▶ TASK GOAL: What is the number of lines in these entries that include "prewedding"? Write that number and no other text.

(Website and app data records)
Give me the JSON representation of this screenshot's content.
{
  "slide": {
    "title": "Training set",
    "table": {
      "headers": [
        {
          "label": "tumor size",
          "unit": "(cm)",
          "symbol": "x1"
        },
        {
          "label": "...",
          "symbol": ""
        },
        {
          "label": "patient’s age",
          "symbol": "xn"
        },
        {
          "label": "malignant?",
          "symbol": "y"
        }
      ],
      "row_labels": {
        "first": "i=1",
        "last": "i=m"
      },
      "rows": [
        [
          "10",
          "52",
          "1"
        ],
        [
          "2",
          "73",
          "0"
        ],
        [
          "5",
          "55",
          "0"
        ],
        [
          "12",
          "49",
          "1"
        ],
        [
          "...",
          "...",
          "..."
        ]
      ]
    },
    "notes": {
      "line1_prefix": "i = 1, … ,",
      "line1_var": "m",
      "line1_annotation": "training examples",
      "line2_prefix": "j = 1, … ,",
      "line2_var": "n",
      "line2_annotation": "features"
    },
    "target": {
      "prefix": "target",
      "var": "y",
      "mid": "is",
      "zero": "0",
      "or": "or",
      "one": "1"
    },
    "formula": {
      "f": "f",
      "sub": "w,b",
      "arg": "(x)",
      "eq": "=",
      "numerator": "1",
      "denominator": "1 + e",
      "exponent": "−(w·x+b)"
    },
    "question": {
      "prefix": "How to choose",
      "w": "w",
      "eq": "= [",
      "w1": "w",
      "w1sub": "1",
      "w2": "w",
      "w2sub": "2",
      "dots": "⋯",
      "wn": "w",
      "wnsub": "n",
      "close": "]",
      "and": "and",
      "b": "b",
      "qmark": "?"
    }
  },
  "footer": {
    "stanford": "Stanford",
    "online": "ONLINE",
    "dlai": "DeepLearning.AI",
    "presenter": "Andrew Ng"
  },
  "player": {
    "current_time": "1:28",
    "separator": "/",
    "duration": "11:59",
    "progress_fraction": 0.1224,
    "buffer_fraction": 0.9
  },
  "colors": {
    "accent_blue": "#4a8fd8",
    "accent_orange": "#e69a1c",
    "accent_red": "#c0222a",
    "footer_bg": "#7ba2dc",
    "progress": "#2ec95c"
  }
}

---

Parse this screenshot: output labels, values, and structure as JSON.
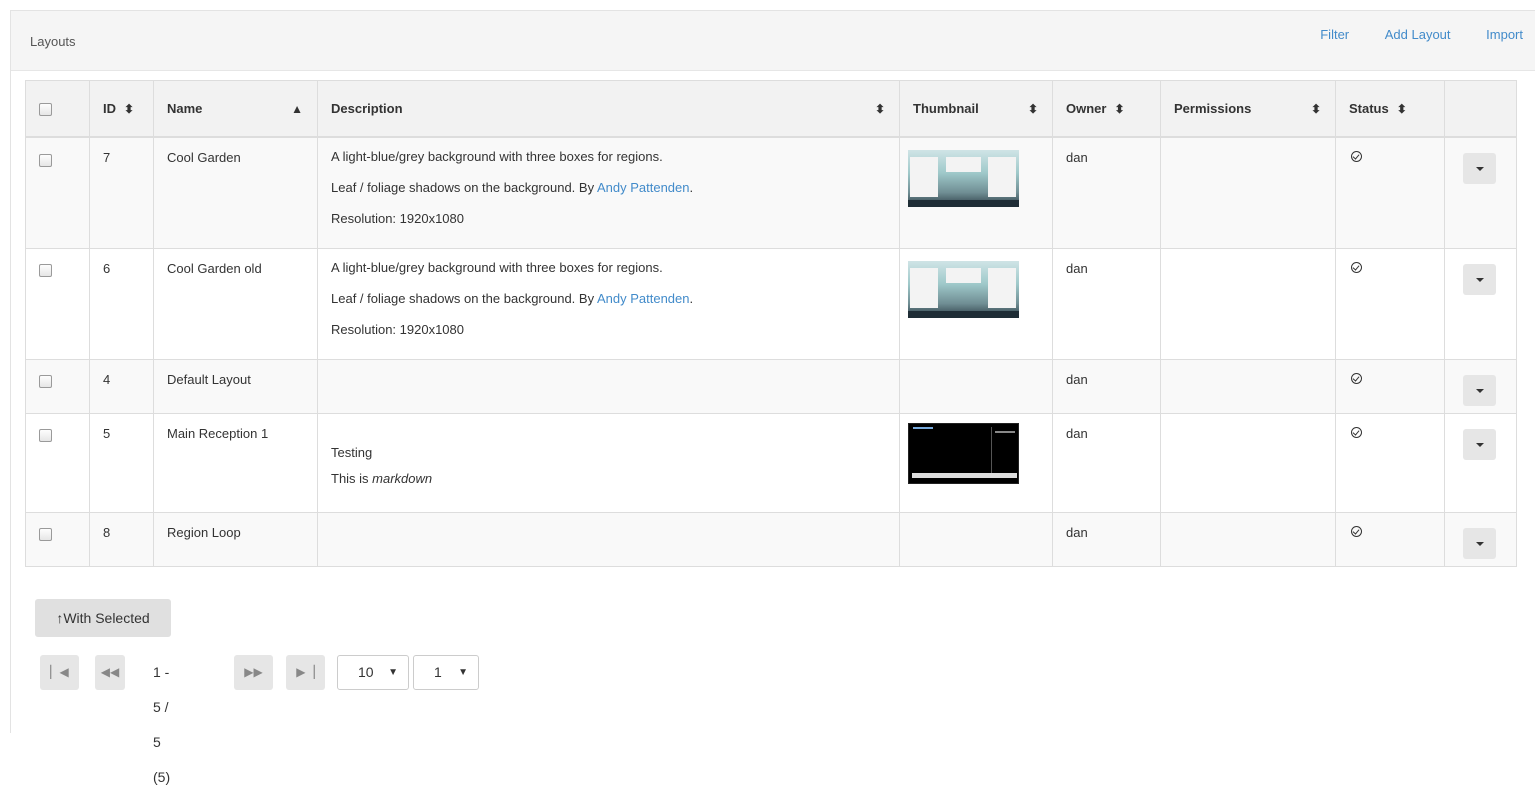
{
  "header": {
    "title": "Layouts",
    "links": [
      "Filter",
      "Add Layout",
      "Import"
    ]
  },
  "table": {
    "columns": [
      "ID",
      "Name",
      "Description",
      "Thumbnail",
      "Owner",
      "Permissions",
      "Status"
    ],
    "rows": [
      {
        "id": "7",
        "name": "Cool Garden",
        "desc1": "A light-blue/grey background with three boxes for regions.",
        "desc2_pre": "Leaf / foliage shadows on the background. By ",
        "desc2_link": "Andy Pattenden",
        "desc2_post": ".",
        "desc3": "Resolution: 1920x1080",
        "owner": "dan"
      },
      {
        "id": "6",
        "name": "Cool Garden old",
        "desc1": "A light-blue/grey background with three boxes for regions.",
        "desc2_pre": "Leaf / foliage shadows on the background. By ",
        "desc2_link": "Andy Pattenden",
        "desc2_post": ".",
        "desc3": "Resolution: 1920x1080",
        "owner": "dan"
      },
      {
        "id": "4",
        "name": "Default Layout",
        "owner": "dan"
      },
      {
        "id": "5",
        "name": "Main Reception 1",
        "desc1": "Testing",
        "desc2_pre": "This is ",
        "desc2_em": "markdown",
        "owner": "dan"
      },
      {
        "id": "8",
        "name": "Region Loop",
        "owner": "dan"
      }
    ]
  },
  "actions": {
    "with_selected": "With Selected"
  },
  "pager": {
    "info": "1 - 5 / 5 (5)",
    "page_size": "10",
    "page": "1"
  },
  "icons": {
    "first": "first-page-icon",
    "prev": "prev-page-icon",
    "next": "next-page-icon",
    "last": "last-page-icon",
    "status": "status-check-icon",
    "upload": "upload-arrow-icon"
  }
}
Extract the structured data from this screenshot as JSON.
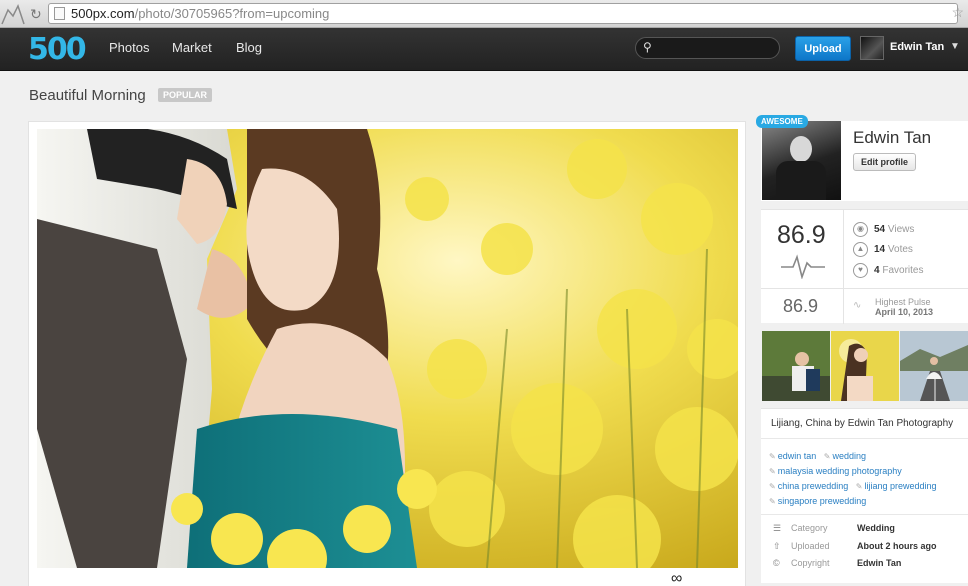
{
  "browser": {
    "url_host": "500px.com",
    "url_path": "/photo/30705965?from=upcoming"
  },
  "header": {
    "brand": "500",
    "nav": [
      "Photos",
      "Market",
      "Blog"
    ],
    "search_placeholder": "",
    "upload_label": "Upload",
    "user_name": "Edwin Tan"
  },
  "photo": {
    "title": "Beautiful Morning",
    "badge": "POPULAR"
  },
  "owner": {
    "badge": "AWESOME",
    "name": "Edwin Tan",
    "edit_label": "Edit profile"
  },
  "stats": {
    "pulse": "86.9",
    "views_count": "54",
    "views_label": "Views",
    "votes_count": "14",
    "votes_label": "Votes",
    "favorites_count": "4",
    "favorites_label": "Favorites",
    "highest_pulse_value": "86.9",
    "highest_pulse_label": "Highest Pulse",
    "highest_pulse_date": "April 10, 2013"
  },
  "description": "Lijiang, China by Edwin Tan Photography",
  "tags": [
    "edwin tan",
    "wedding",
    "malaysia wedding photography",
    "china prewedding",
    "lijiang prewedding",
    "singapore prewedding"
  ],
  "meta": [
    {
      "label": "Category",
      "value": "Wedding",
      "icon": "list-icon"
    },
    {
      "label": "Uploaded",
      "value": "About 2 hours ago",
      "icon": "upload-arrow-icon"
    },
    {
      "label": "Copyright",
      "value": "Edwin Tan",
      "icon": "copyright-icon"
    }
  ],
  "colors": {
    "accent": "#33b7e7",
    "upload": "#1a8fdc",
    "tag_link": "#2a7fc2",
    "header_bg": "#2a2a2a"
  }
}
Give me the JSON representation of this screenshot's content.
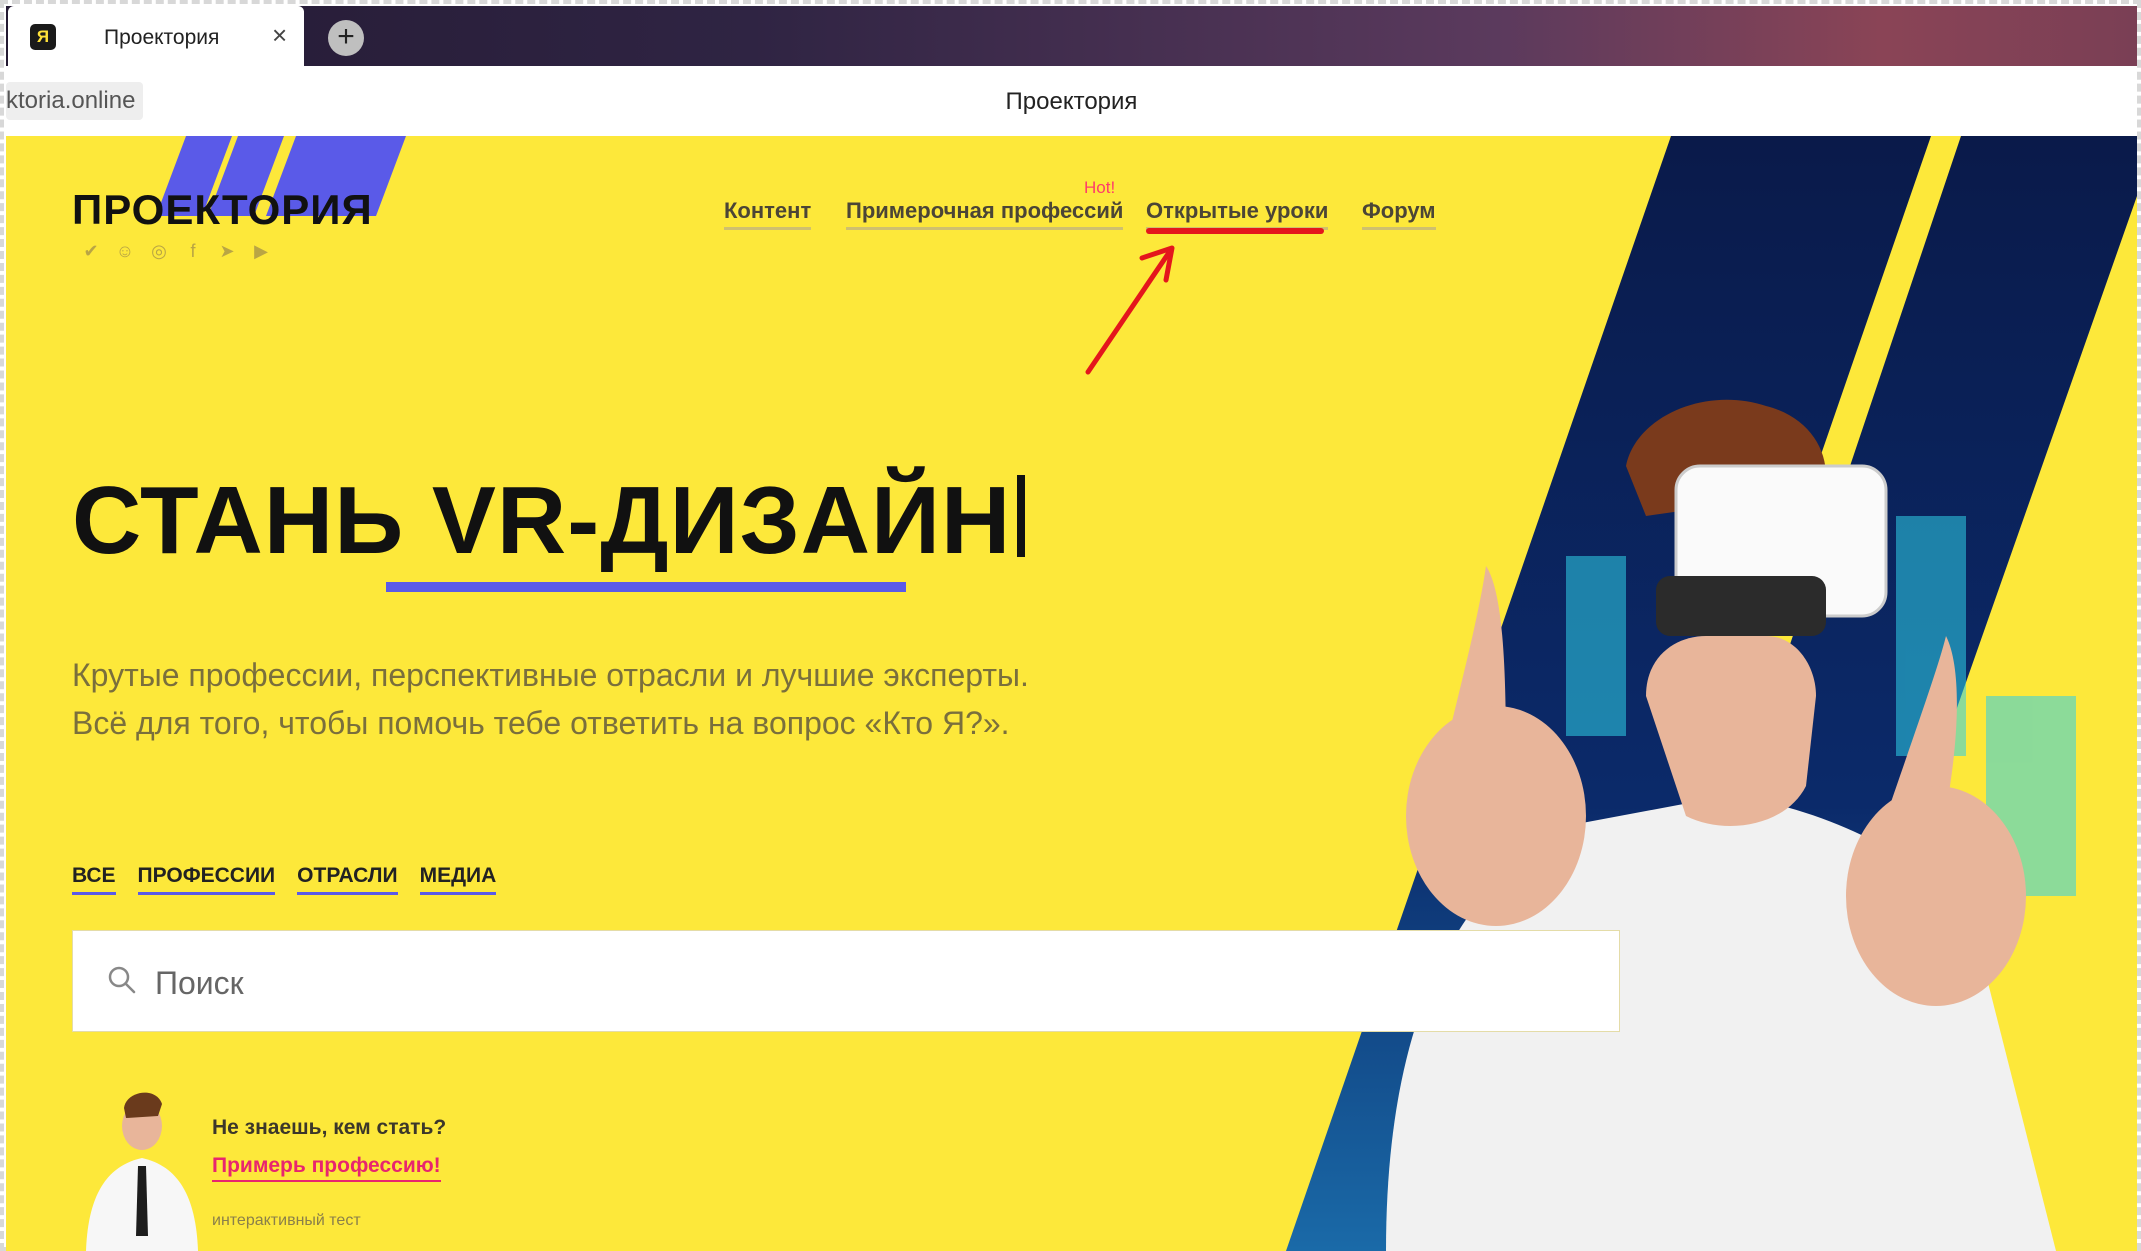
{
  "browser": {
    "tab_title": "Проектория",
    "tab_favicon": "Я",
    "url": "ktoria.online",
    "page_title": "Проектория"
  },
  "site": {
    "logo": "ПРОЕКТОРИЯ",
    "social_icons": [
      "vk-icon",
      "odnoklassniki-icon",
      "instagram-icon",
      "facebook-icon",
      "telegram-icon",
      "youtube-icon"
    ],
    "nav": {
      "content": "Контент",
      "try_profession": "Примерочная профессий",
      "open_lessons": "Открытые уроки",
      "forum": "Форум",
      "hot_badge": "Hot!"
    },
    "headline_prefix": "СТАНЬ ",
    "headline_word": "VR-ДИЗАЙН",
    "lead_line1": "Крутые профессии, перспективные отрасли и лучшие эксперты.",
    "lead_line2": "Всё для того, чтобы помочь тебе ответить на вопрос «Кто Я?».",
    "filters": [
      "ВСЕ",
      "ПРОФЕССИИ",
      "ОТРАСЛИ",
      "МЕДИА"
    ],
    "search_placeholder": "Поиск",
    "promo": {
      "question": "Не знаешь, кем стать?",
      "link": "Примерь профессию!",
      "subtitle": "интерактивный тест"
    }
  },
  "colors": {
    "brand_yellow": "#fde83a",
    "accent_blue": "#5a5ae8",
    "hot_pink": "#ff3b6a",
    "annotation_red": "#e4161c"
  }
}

▶ WRITTEN REPLY: 3